_Records shown_
-=-=-=-=-

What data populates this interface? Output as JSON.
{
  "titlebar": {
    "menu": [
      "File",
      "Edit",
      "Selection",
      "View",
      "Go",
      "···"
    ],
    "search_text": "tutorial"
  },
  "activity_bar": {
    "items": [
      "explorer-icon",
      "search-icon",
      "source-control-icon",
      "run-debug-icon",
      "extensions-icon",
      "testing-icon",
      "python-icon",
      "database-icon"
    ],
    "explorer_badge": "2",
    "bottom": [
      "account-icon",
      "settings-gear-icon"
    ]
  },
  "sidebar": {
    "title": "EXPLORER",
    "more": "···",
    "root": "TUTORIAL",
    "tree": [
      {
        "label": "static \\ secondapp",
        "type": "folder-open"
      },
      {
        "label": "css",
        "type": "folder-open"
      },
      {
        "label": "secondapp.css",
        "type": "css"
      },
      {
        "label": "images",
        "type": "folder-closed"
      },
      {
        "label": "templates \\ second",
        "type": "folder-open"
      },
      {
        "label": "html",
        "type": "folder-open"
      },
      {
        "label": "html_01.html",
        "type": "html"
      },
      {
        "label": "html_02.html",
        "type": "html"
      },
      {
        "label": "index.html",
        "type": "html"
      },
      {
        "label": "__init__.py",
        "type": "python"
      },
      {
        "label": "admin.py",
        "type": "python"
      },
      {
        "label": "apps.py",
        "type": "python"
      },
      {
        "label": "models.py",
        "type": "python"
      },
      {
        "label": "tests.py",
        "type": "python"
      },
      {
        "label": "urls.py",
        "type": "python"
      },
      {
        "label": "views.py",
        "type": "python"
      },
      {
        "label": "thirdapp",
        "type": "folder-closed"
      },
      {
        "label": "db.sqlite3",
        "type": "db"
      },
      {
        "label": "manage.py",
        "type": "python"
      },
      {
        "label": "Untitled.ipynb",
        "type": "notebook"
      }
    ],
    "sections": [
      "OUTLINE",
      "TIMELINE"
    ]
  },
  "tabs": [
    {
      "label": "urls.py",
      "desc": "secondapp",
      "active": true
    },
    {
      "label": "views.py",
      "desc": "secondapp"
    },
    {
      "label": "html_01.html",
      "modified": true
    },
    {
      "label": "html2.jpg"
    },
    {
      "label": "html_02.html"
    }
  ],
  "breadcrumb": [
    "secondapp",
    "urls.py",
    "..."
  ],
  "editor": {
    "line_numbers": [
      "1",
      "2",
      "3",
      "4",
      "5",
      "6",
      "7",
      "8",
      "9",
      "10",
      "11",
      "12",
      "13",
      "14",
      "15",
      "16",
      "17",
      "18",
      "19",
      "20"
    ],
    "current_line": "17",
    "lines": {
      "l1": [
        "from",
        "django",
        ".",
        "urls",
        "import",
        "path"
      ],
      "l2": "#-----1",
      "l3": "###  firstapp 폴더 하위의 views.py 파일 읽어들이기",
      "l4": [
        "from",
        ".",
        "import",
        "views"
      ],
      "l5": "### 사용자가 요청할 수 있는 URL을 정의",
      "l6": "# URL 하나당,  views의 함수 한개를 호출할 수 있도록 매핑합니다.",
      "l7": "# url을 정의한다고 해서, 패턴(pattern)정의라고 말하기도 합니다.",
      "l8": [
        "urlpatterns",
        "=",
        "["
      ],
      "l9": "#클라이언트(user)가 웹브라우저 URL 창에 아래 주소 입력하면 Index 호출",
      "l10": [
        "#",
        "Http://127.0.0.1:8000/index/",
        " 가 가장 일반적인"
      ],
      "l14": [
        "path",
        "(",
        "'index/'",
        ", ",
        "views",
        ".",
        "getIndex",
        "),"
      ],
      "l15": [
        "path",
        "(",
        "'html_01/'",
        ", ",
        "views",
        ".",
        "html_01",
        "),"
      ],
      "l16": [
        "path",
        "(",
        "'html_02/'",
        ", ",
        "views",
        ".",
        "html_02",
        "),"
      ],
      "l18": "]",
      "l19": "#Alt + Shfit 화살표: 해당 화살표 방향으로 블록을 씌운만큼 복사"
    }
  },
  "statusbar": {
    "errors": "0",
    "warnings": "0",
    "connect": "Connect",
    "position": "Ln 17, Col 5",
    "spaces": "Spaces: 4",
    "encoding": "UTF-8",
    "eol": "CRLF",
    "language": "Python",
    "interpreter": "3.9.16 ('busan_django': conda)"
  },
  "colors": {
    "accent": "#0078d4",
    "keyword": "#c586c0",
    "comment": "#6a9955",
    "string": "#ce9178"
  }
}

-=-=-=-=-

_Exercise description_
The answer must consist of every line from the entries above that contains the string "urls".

_Answer box_
        "label": "urls.py",
      "label": "urls.py",
    "urls.py",
        "urls",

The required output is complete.